- _WHAT YOU SHOULD DO_:
Ignoring the images, restate the records below word for word.

- _GIVEN INFORMATION_:

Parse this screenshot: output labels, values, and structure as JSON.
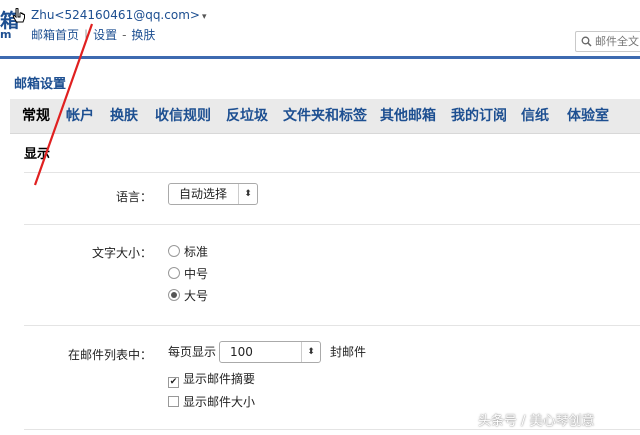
{
  "header": {
    "logo_char": "箱",
    "logo_sub": "m",
    "account": "Zhu<524160461@qq.com>",
    "account_caret": "▾",
    "links": {
      "home": "邮箱首页",
      "settings": "设置",
      "skin": "换肤"
    },
    "search": {
      "placeholder": "邮件全文"
    }
  },
  "page_title": "邮箱设置",
  "tabs": [
    {
      "label": "常规",
      "active": true
    },
    {
      "label": "帐户"
    },
    {
      "label": "换肤"
    },
    {
      "label": "收信规则"
    },
    {
      "label": "反垃圾"
    },
    {
      "label": "文件夹和标签"
    },
    {
      "label": "其他邮箱"
    },
    {
      "label": "我的订阅"
    },
    {
      "label": "信纸"
    },
    {
      "label": "体验室"
    }
  ],
  "section": {
    "title": "显示",
    "language": {
      "label": "语言：",
      "value": "自动选择"
    },
    "font_size": {
      "label": "文字大小：",
      "options": [
        "标准",
        "中号",
        "大号"
      ],
      "selected": "大号"
    },
    "mail_list": {
      "label": "在邮件列表中：",
      "per_page_prefix": "每页显示",
      "per_page_value": "100",
      "per_page_suffix": "封邮件",
      "show_summary": {
        "label": "显示邮件摘要",
        "checked": true
      },
      "show_size": {
        "label": "显示邮件大小",
        "checked": false
      }
    }
  },
  "annotation_color": "#e02020",
  "watermark": "头条号 / 美心琴创意"
}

- _YOUR SOLUTION_:
Parse this screenshot: output labels, values, and structure as JSON.
{
  "header": {
    "logo_char": "箱",
    "logo_sub": "m",
    "account": "Zhu<524160461@qq.com>",
    "account_caret": "▾",
    "links": {
      "home": "邮箱首页",
      "settings": "设置",
      "skin": "换肤"
    },
    "search": {
      "placeholder": "邮件全文"
    }
  },
  "page_title": "邮箱设置",
  "tabs": [
    {
      "label": "常规",
      "active": true
    },
    {
      "label": "帐户"
    },
    {
      "label": "换肤"
    },
    {
      "label": "收信规则"
    },
    {
      "label": "反垃圾"
    },
    {
      "label": "文件夹和标签"
    },
    {
      "label": "其他邮箱"
    },
    {
      "label": "我的订阅"
    },
    {
      "label": "信纸"
    },
    {
      "label": "体验室"
    }
  ],
  "section": {
    "title": "显示",
    "language": {
      "label": "语言：",
      "value": "自动选择"
    },
    "font_size": {
      "label": "文字大小：",
      "options": [
        "标准",
        "中号",
        "大号"
      ],
      "selected": "大号"
    },
    "mail_list": {
      "label": "在邮件列表中：",
      "per_page_prefix": "每页显示",
      "per_page_value": "100",
      "per_page_suffix": "封邮件",
      "show_summary": {
        "label": "显示邮件摘要",
        "checked": true
      },
      "show_size": {
        "label": "显示邮件大小",
        "checked": false
      }
    }
  },
  "annotation_color": "#e02020",
  "watermark": "头条号 / 美心琴创意"
}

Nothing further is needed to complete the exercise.